“Welcome to the end of the game.”
The episode’s tagline is “The truth doesn’t always set you free.”
Evan Rachel Wood should get an Emmy for her expressions alone, and the ones she causes in others.
Futureworld reference of the week: “Kill and replace, huh? That’s your theory? Gotta hand it to her, it’s a smart way to stage a coup.”
Luke Hemsworth is killing it with his line delivery this season.”I like the new look” (to Dolores).
The “Digital Psychopharma Hybrid” drug Roderick offers to Dempsey is called Genre, which is the name of next week’s episode.
I wonder what Chalores’ pin-prick of William garners as compared to Dolores’ removal of bio-identifiers in Michael’s blood? Presumably, his nature as a Hybrid means his identifiers are contained (and therefore extracted) in a different way, but since she already had him committed and can control his portion of Delos, what did she still need from him and for what purpose?
Bernard creates the same button that Serac used to stop Maeve from hurting him — I’m curious if one begot the other. Did Rehoboam help Serac figure that out? Will Serac always be a step ahead of the Hosts, enough so that he’ll be able to stop Dolores’ grand plan?

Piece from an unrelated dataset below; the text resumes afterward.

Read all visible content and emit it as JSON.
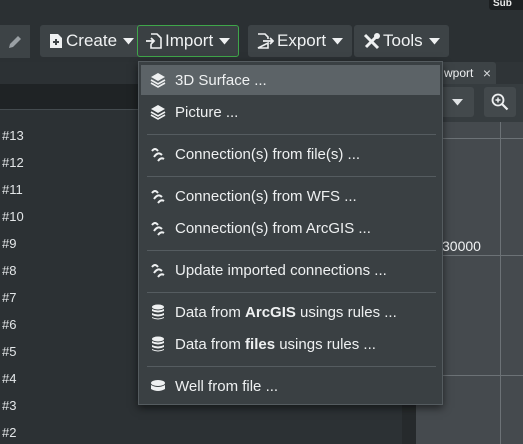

Speaking of Serac, I was again reminded of Robert Ford and his boyhood tales when Engerraund flashed back to the scene of himself as a boy with his brother, witnessing the destruction of Paris. Note the dead animal in the foreground of the photo below, and recall Ford’s Hostboy and the dead dog.I loved Musashi asking Maeve, “Did you really give me a choice? Hector, Clementine, or your daughter?” My feeling is that the Hosts are, despite their desire to believe they’re so different from their creators, almost fated to make the same mistakes. It’s like children growing up to be like their parents, despite wanting more than anything not to be like their parents. We’re already seeing that play out, as the Hosts (especially Dolores) become more and more violent and willing to discard humans just as they have been discarded and disregarded.
William put his glove (only one, because one of his hands was so badly damaged last season) back on. I hope this is a callback to the original Westworld movie in which hands were the one part of Hosts that couldn’t be perfected.
Ironic that Dolores chides William: “You still don’t even understand who you are. If any of this was your choice, wouldn’t you already know?”
The Statue of Liberty’s alternate title is The Mother of Exiles in Emma Lazarus’ The New Colossus, written to raise money for the statue’s pedestal in which the well-known poem –“Give me your tired, your poor, Your huddled masses yearning to breathe free …” — resides (memorialized on a plaque). Dolores clearly believes she is the liberating force in The New World.
The vehicle in Serac’s boyhood memory of Paris being destroyed belongs to Risques Technologiques (Technological Risks).
Serac says “Humanity’s biggest threat has always been itself” and I say, correct!
This week’s Divergence: Victorville, USA apparently happened when Dolores began printing Host bodies in what appears to be Bernard’s old home.
I adored so many lines and Maeve always has the wittiest dialogue. Her description of Dolores was perfect: “She’s hard to forget. Golden blonde hair, a little intense.”
I also love that she got back to her beloved sherry.
Connells’ comment to Liam: “Run before I put a hole in your poncy little head” gave me a giggle.